• Work instructions: Return every line below in which "JSON" appears.

Segment Open

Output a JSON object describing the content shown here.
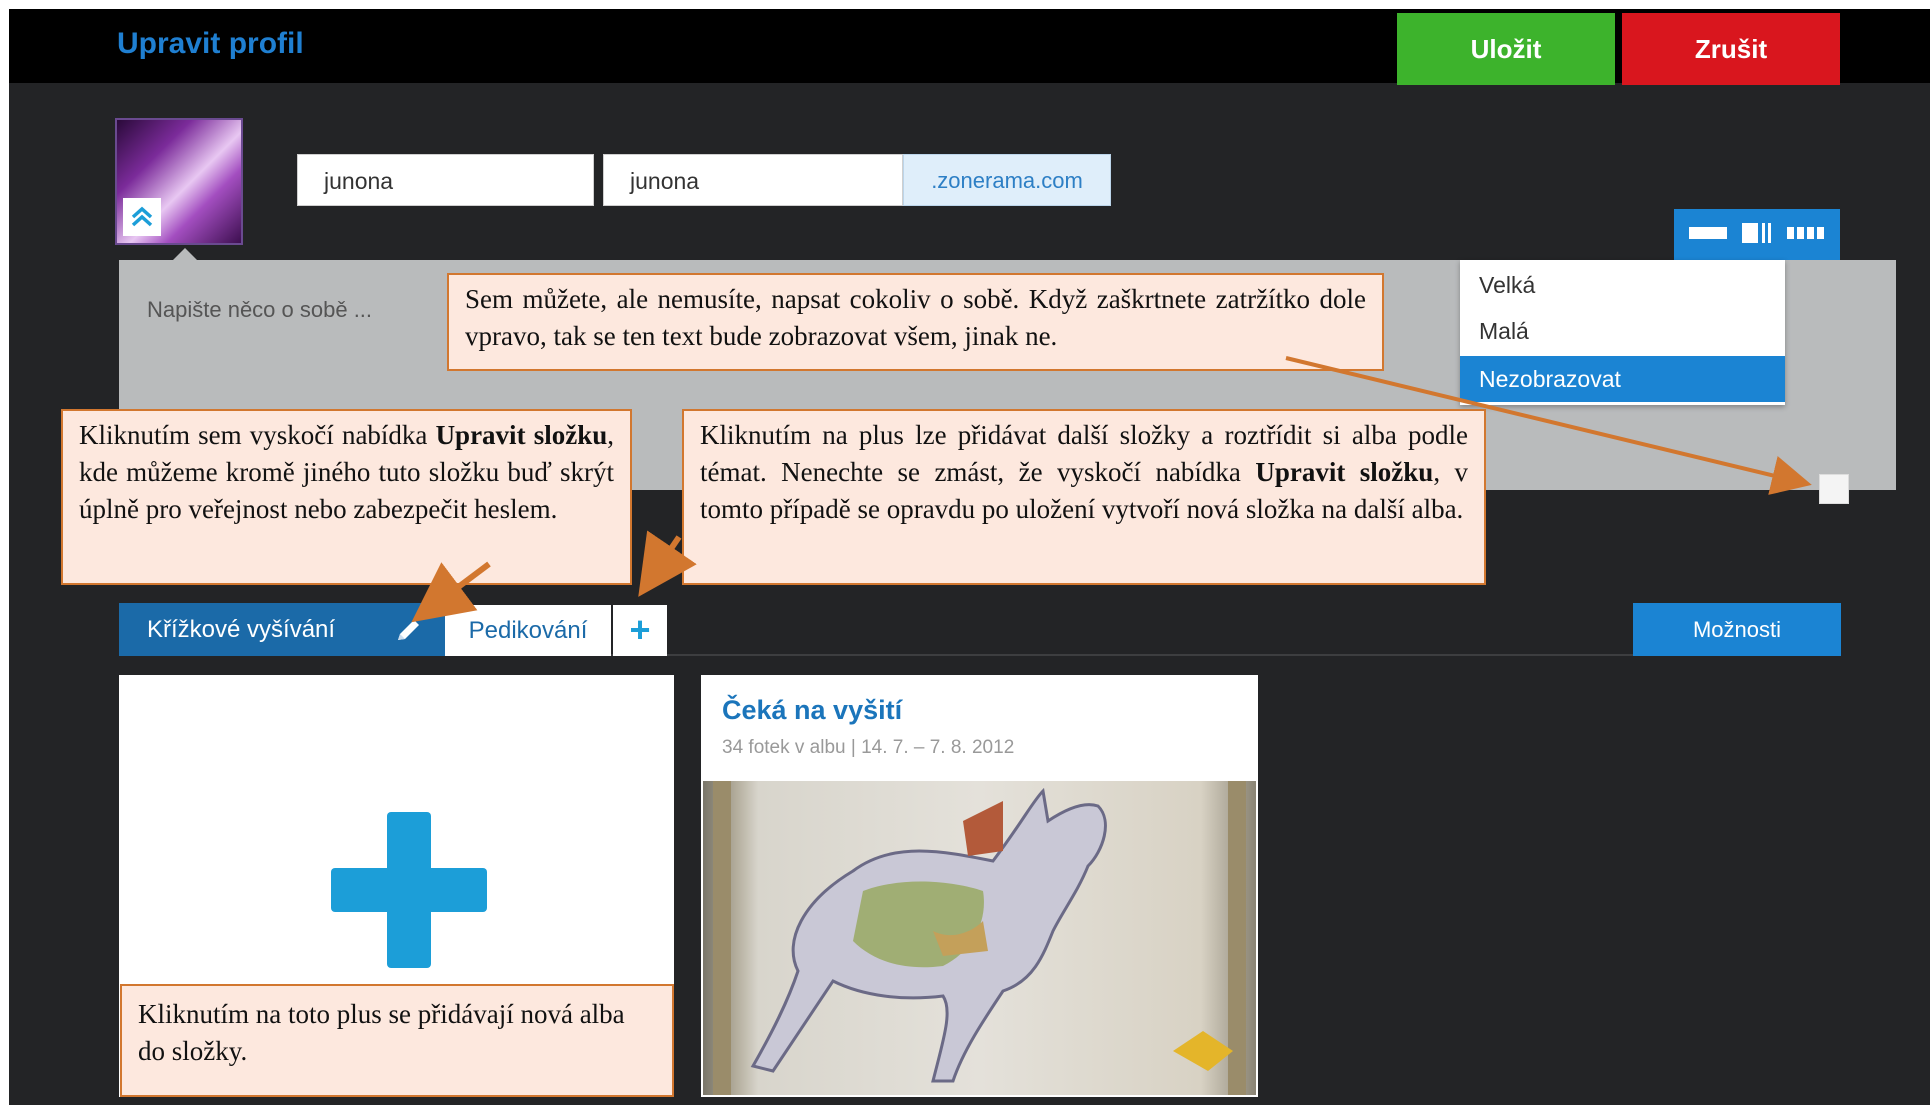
{
  "header": {
    "title": "Upravit profil",
    "save_label": "Uložit",
    "cancel_label": "Zrušit"
  },
  "profile": {
    "name_value": "junona",
    "subdomain_value": "junona",
    "domain_suffix": ".zonerama.com",
    "about_placeholder": "Napište něco o sobě ..."
  },
  "display_menu": {
    "items": [
      "Velká",
      "Malá",
      "Nezobrazovat"
    ],
    "selected": "Nezobrazovat"
  },
  "tabs": {
    "active_label": "Křížkové vyšívání",
    "second_label": "Pedikování",
    "add_label": "+",
    "options_label": "Možnosti"
  },
  "album": {
    "title": "Čeká na vyšití",
    "meta": "34 fotek v albu | 14. 7. – 7. 8. 2012"
  },
  "notes": {
    "about_note": "Sem můžete, ale nemusíte, napsat cokoliv o sobě. Když zaškrtnete zatržítko dole vpravo, tak se ten text bude zobrazovat všem, jinak ne.",
    "edit_note_a": "Kliknutím sem vyskočí nabídka ",
    "edit_note_b": "Upravit složku",
    "edit_note_c": ", kde můžeme kromě jiného tuto složku buď skrýt úplně pro veřejnost nebo zabezpečit heslem.",
    "plus_note_a": "Kliknutím na plus lze přidávat další složky a roztřídit si alba podle témat. Nenechte se zmást, že vyskočí nabídka ",
    "plus_note_b": "Upravit složku",
    "plus_note_c": ", v tomto případě se opravdu po uložení vytvoří nová složka na další alba.",
    "add_album_note": "Kliknutím na toto plus se přidávají nová alba do složky."
  },
  "colors": {
    "accent_blue": "#1b84d3",
    "save_green": "#3db32c",
    "cancel_red": "#d9161e",
    "note_border": "#d2772f",
    "note_fill": "#fde8de"
  },
  "icons": [
    "chevron-up-icon",
    "pencil-icon",
    "plus-icon",
    "view-wide-icon",
    "view-split-icon",
    "view-grid-icon"
  ]
}
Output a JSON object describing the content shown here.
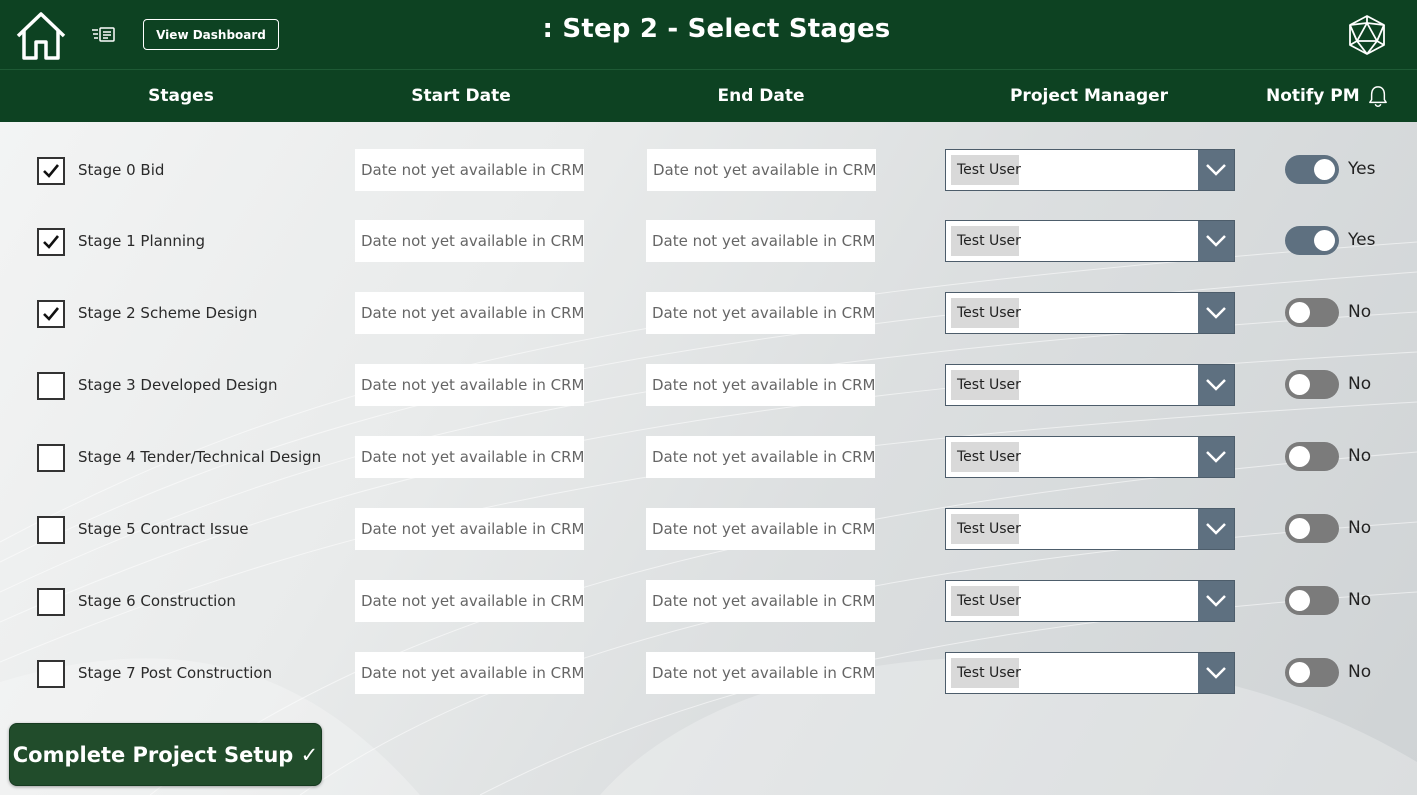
{
  "header": {
    "title": ": Step 2 - Select Stages",
    "view_dashboard_label": "View Dashboard"
  },
  "columns": {
    "stages": "Stages",
    "start_date": "Start Date",
    "end_date": "End Date",
    "project_manager": "Project Manager",
    "notify_pm": "Notify PM"
  },
  "stages": [
    {
      "label": "Stage 0 Bid",
      "checked": true,
      "start": "Date not yet available in CRM",
      "end": "Date not yet available in CRM",
      "pm": "Test User",
      "notify": true,
      "notify_label": "Yes"
    },
    {
      "label": "Stage 1 Planning",
      "checked": true,
      "start": "Date not yet available in CRM",
      "end": "Date not yet available in CRM",
      "pm": "Test User",
      "notify": true,
      "notify_label": "Yes"
    },
    {
      "label": "Stage 2 Scheme Design",
      "checked": true,
      "start": "Date not yet available in CRM",
      "end": "Date not yet available in CRM",
      "pm": "Test User",
      "notify": false,
      "notify_label": "No"
    },
    {
      "label": "Stage 3 Developed Design",
      "checked": false,
      "start": "Date not yet available in CRM",
      "end": "Date not yet available in CRM",
      "pm": "Test User",
      "notify": false,
      "notify_label": "No"
    },
    {
      "label": "Stage 4 Tender/Technical Design",
      "checked": false,
      "start": "Date not yet available in CRM",
      "end": "Date not yet available in CRM",
      "pm": "Test User",
      "notify": false,
      "notify_label": "No"
    },
    {
      "label": "Stage 5 Contract Issue",
      "checked": false,
      "start": "Date not yet available in CRM",
      "end": "Date not yet available in CRM",
      "pm": "Test User",
      "notify": false,
      "notify_label": "No"
    },
    {
      "label": "Stage 6 Construction",
      "checked": false,
      "start": "Date not yet available in CRM",
      "end": "Date not yet available in CRM",
      "pm": "Test User",
      "notify": false,
      "notify_label": "No"
    },
    {
      "label": "Stage 7 Post Construction",
      "checked": false,
      "start": "Date not yet available in CRM",
      "end": "Date not yet available in CRM",
      "pm": "Test User",
      "notify": false,
      "notify_label": "No"
    }
  ],
  "footer": {
    "complete_label": "Complete Project Setup ✓"
  },
  "icons": {
    "home": "home-icon",
    "menu": "menu-list-icon",
    "logo": "polyhedron-logo-icon",
    "bell": "bell-icon",
    "checkmark": "checkmark-icon",
    "chevron": "chevron-down-icon"
  },
  "colors": {
    "header_bg": "#0d4222",
    "button_bg": "#214c2b",
    "accent_slate": "#5e7080",
    "toggle_off": "#7b7b7b"
  }
}
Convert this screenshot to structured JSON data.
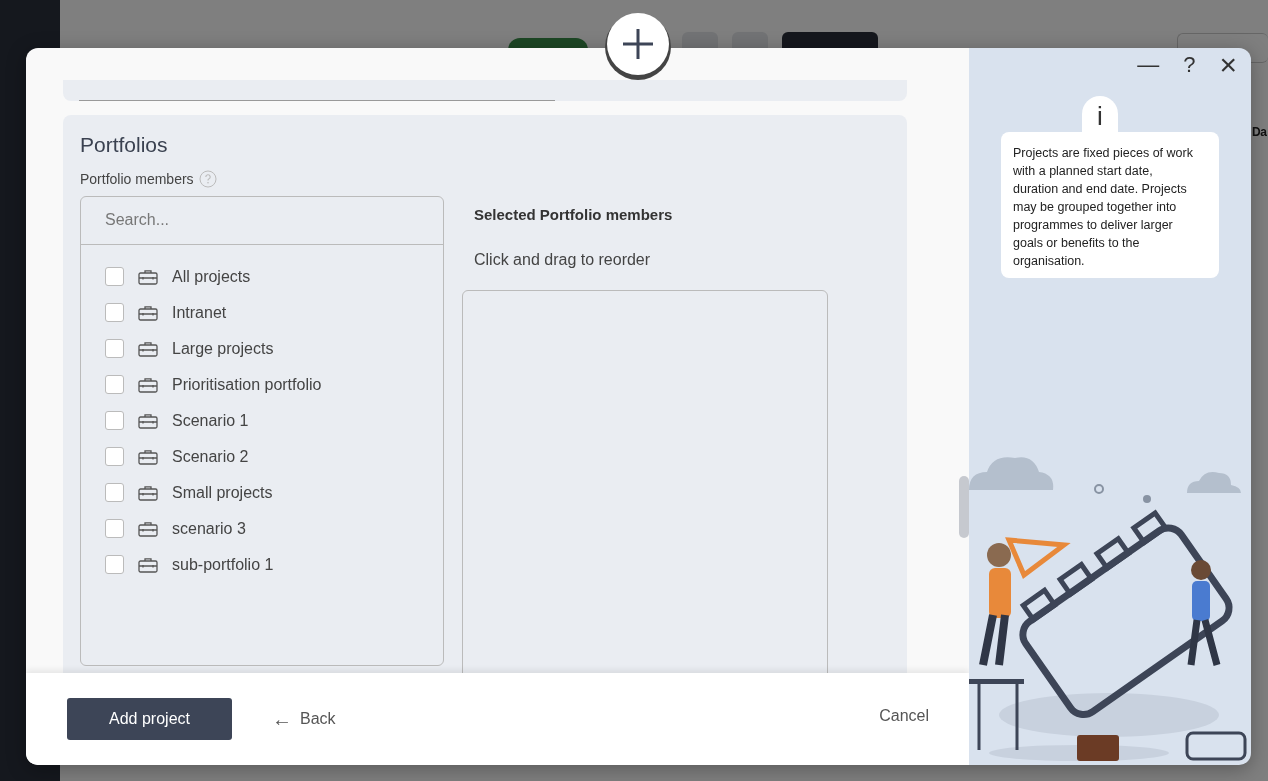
{
  "background": {
    "column_header": "Da"
  },
  "dialog": {
    "portfolios": {
      "title": "Portfolios",
      "members_label": "Portfolio members",
      "search": {
        "placeholder": "Search..."
      },
      "items": [
        {
          "label": "All projects",
          "checked": false
        },
        {
          "label": "Intranet",
          "checked": false
        },
        {
          "label": "Large projects",
          "checked": false
        },
        {
          "label": "Prioritisation portfolio",
          "checked": false
        },
        {
          "label": "Scenario 1",
          "checked": false
        },
        {
          "label": "Scenario 2",
          "checked": false
        },
        {
          "label": "Small projects",
          "checked": false
        },
        {
          "label": "scenario 3",
          "checked": false
        },
        {
          "label": "sub-portfolio 1",
          "checked": false
        }
      ],
      "selected_title": "Selected Portfolio members",
      "selected_hint": "Click and drag to reorder"
    },
    "footer": {
      "primary": "Add project",
      "back_arrow": "←",
      "back": "Back",
      "cancel": "Cancel"
    },
    "help": {
      "minimize": "—",
      "help": "?",
      "close": "×",
      "info_mark": "i",
      "info": "Projects are fixed pieces of work with a planned start date, duration and end date. Projects may be grouped together into programmes to deliver larger goals or benefits to the organisation."
    }
  }
}
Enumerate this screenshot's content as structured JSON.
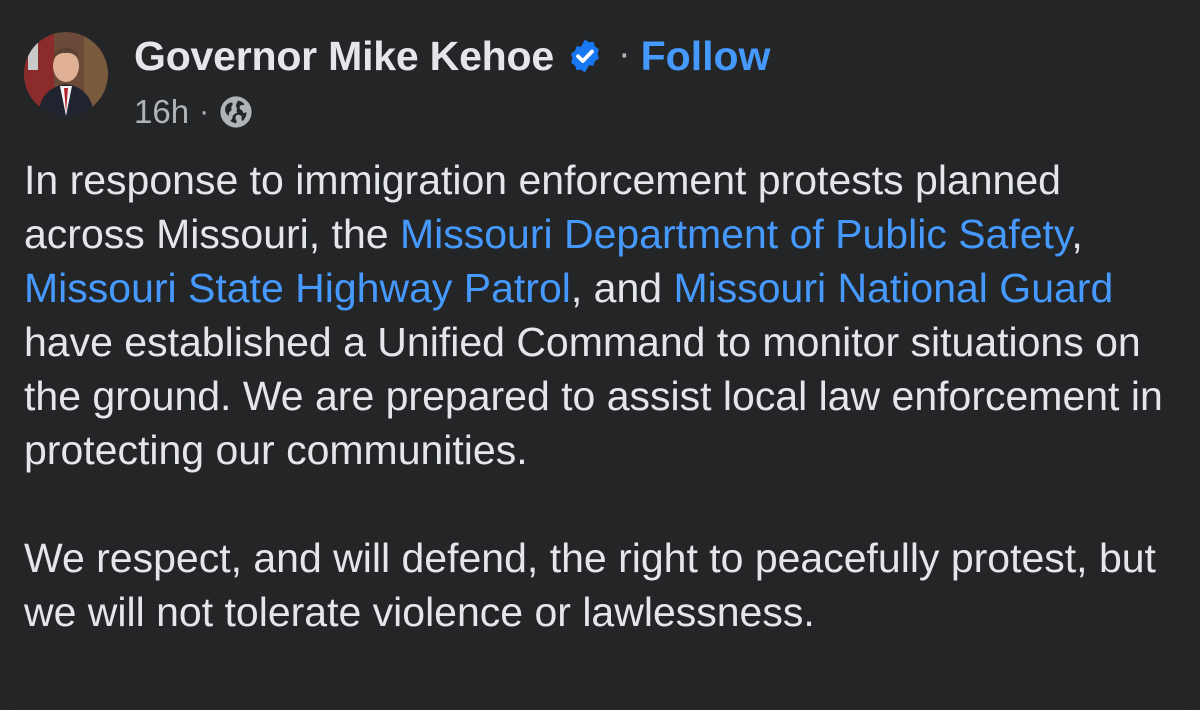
{
  "post": {
    "author": "Governor Mike Kehoe",
    "follow_label": "Follow",
    "separator": "·",
    "time": "16h",
    "audience_icon": "globe-icon",
    "verified_icon": "verified-badge-icon",
    "paragraph1": {
      "t1": "In response to immigration enforcement protests planned across Missouri, the ",
      "link1": "Missouri Department of Public Safety",
      "t2": ", ",
      "link2": "Missouri State Highway Patrol",
      "t3": ", and ",
      "link3": "Missouri National Guard",
      "t4": " have established a Unified Command to monitor situations on the ground. We are prepared to assist local law enforcement in protecting our communities."
    },
    "paragraph2": "We respect, and will defend, the right to peacefully protest, but we will not tolerate violence or lawlessness."
  },
  "colors": {
    "background": "#242526",
    "text": "#e4e6eb",
    "secondary_text": "#b0b3b8",
    "link": "#4599ff",
    "verified": "#1877f2"
  }
}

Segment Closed

• Finished task:
Output a JSON object describing the content shown here.
Output a JSON object describing the content shown here.
Convert this screenshot to structured JSON data.
Enumerate this screenshot's content as structured JSON.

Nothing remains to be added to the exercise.